### Excerpted data
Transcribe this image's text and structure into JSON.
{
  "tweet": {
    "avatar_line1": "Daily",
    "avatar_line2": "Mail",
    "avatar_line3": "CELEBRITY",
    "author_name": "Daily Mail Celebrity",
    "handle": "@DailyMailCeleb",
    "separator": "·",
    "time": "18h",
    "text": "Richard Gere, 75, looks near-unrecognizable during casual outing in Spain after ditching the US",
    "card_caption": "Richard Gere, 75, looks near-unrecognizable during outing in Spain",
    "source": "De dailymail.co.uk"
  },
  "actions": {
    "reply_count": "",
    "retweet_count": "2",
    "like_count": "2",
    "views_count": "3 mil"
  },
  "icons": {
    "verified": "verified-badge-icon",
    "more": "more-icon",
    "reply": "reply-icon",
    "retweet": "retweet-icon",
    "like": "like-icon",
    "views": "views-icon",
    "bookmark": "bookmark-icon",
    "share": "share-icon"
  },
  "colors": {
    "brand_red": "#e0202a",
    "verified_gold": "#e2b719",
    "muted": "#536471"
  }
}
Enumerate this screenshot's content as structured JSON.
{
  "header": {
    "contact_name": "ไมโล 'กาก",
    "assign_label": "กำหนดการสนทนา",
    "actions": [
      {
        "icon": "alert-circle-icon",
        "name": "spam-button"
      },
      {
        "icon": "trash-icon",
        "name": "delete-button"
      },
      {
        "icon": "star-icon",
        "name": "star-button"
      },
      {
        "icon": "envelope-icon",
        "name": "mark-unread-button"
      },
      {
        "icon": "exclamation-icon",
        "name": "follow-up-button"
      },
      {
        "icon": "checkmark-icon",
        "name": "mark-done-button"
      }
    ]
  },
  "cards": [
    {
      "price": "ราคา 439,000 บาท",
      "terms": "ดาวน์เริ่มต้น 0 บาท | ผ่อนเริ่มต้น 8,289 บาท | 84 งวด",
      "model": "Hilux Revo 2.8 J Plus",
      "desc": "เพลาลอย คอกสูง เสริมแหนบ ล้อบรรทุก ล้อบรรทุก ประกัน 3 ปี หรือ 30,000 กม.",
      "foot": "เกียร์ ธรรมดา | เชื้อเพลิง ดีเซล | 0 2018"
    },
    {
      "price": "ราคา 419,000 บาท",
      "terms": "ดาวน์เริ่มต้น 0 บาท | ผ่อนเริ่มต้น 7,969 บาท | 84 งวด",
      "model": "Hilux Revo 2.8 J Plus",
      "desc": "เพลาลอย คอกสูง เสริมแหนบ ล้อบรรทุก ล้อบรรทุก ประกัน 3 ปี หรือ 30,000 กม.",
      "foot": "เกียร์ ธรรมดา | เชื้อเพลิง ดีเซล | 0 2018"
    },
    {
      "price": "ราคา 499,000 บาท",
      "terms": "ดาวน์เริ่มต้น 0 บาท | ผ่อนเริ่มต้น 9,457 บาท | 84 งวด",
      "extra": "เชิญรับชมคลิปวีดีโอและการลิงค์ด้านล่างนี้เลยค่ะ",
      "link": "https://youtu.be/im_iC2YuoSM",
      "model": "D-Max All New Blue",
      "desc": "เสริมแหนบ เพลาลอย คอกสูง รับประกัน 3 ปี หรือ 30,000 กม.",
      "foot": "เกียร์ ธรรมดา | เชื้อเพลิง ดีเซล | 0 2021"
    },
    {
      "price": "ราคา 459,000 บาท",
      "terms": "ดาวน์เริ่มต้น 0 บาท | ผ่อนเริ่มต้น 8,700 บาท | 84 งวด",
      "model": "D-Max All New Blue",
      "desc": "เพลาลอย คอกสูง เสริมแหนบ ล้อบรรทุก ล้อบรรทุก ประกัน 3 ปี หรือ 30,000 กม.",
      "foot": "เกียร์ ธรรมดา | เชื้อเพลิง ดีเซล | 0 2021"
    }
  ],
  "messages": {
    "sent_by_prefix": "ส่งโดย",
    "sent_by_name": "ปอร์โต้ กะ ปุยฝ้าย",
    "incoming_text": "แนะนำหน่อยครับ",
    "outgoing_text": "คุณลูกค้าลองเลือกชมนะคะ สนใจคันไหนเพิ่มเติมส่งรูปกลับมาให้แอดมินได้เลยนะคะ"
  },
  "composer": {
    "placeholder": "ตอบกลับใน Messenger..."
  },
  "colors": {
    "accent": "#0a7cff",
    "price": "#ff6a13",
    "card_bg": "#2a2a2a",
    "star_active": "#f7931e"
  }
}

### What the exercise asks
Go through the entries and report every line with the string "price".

### Written response
      "price": "ราคา 439,000 บาท",
      "price": "ราคา 419,000 บาท",
      "price": "ราคา 499,000 บาท",
      "price": "ราคา 459,000 บาท",
    "price": "#ff6a13",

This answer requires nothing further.